Content Marketing Crash Course

By Michael Kennedy, Guest Blogger | 1.12.18

This is a crash-course on Content Marketing. In this post, we’ll be answering why you should consider this strategy, and how you can get started making your own. Joe Pulizzi wrote a great book on the subject: Content Inc. which heavily expands on these ideas.

Brands can’t build relationships with their customers. Relationships are for people. Brands CAN build trust with their customers. Authenticity is a growing expectation for brands, and it’s a great way to build trust. Content marketing is a strategy to help create a more authentic voice for your brand.

A Content Marketing Strategy is not like a marketing campaign. Because you’re not the subject; your audience is. This strategy revolves around providing value. Every piece of content you put out should benefit your audience. Over time, your customer-centric content will build trust, establish authority within your industry, and eventually generate more qualified leads for your business. Below are some topics to keep in mind to get started.

 

Key Considerations for a Content Marketing Strategy:

Audience: Identify a core audience within your customer base. Who does your brand relate to the most? Speak to them. If you’re B2B, your customers are organizations, not individuals. Identify who’s using your product or service within these organizations. Create your content for them. Enable others to get the most out of your product.

Theme: What’s your content going to be about? Keep it consistent. Keep it in your wheelhouse. Try to find a few intersections between your industry and your average customer’s pain-points to generate a few ideas. Make sure each post adds value by either informing, educating or entertaining your audience.

Content Mission Statement: Once you’ve identified your core audience and content theme, you’ll want to create a Content Mission Statement to serve as a guideline for your strategy. Each piece of content you create should stay true to this mission statement.It should include 3 items:

  1. Your core target audience
  2. What will be delivered
  3. The outcome for the audience

Channel:  You’ll need to identify a content type (audio, video, text) and a channel to share it. Choose one channel to start. It takes too much time and money to produce believable, consistent content on multiple channels. Build a base audience on one channel before expanding to others. The most cost-effective route is creating a blog that sits on your website and sharing the content through your email list.

Time:  Nothing good comes easy. Monetizing a Content Marketing Strategy takes time. But the ROI is worth the wait. You’re looking at 9-15 month on average to start seeing real returns. If you’re running the show, set these expectations with your organization’s leadership. Pulizzi recommends getting AT LEAST 6 months budgeted for a pilot program.

Be sure to have a content calendar & stick with it. You’ll need to share your content regularly so your audience knows when to expect new posts.  

  • Bonus round for companies with $$$: If you’re looking for faster results, skip the line.

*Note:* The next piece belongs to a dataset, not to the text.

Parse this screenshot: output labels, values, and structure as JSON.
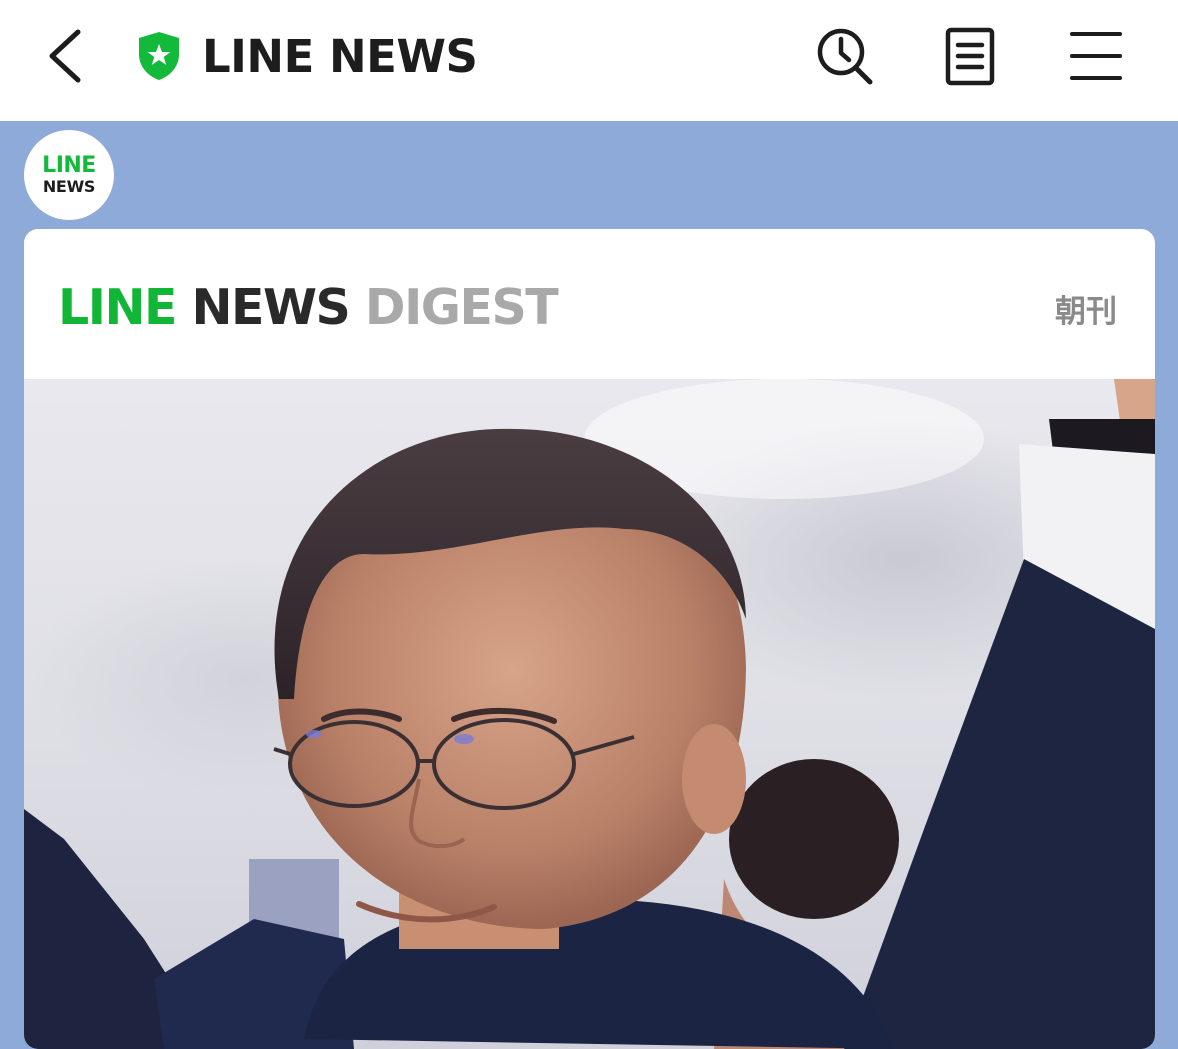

Once you’ve identified your core audience and content theme, go buy a relevant blog/media outlet with an existing audience. This has its own challenges, like converting & retaining the existing audience, but if you’ve got the money to spend, this is a quick route to take.

Growth: Once you’ve developed an audience, start looking at other channels to engage your audience. Use your primary channel to notify your audience about your new content. Wash, Rinse, Repeat. Time to check out podcasts & videos.

Recap: Content Marketing builds trust with your audience by creating a consistent and authentic voice for your brand. It focuses on adding value to the customer by educating, entertaining, or informing your audience. Its strategy is built on quality over quantity. And it can be implemented within any organization. For case studies, e-books, and research about content marketing check out the wealth of resources from the Content Marketing Institute.